In collaboration with the can manufacturer Ball Corp., Oskar Blues Brewery introduced the Crowler can in 2013, and it’s caught on fast. “The Crowler is straightforward and accessible,” says Jeremy Rudolf, director of production and innovation at Oskar Blues. “The can eliminates light and oxygen, and it’s fully recyclable. The packaging is also brand new every time, which helps with the integrity of the product.” The Crowler comes in a 25.4-ounce or 32-ounce size and is compatible with any growler-filling system, but requires a special machine to seal the can, which starts around $3,600. The materials—can, lid and label—cost just under a dollar for each Crowler. “It’s a simple packaging solution that’s good for the beer,” Rudolf adds.
Retailers cite the Crowler’s ease of use as a benefit. “A lot of the growlers we sell are because people don’t want to go home and get the growler they already own,” says Couch of The Growler Guys, which has installed Crowler machines in five locations so far. “The Crowler is becoming the vessel of choice for a lot of consumers thanks to its convenience and disposability.” Schalow of Craft Beer Cellar agrees, pointing to the package’s portability for such activities as boating, picnicking and hiking as another selling point. The Port Washington, New York, unit of Craft Beer Cellar opened in August with a Crowler machine, and Schalow anticipates continuing to add the technology to new stores.
No matter the particular container, the ability to take home fresh craft beer will continue to draw in consumers and benefit producers.
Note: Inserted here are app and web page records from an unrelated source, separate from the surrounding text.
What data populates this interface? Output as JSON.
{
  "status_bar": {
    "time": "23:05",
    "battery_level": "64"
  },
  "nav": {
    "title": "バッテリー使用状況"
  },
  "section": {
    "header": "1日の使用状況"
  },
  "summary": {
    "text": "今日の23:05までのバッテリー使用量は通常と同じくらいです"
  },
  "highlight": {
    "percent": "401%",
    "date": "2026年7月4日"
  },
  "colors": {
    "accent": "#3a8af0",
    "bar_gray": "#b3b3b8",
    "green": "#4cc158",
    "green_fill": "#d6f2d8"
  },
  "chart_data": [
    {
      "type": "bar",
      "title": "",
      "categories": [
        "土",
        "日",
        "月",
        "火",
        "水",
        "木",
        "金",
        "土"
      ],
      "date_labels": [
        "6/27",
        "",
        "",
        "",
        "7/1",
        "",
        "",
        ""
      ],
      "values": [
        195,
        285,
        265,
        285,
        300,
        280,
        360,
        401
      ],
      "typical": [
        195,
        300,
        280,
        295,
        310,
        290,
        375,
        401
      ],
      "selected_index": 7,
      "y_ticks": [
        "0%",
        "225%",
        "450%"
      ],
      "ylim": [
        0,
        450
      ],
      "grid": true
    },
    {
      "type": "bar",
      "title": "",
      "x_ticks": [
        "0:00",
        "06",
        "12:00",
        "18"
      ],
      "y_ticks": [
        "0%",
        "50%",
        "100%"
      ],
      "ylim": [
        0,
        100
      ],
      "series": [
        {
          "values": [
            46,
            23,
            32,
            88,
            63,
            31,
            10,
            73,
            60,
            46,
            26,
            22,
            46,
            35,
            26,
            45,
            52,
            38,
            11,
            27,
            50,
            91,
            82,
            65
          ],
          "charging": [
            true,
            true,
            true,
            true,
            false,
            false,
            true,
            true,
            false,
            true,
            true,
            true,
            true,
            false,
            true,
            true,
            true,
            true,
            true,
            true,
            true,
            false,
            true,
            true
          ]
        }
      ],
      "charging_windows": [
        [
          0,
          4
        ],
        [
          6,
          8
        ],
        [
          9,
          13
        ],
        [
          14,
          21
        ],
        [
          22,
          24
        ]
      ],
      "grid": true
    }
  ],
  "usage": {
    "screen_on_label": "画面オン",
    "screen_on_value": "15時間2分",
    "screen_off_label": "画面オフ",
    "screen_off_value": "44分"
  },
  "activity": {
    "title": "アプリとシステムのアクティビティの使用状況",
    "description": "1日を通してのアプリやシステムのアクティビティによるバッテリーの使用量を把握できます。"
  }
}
As The Growler Guys prepares to open three additional stores this fall, Couch sees this simple formula as the reason for the company’s success. “We’re no more than a conveyor for the breweries,” he says. “We move their beer to the consumer in the freshest, fastest way possible.”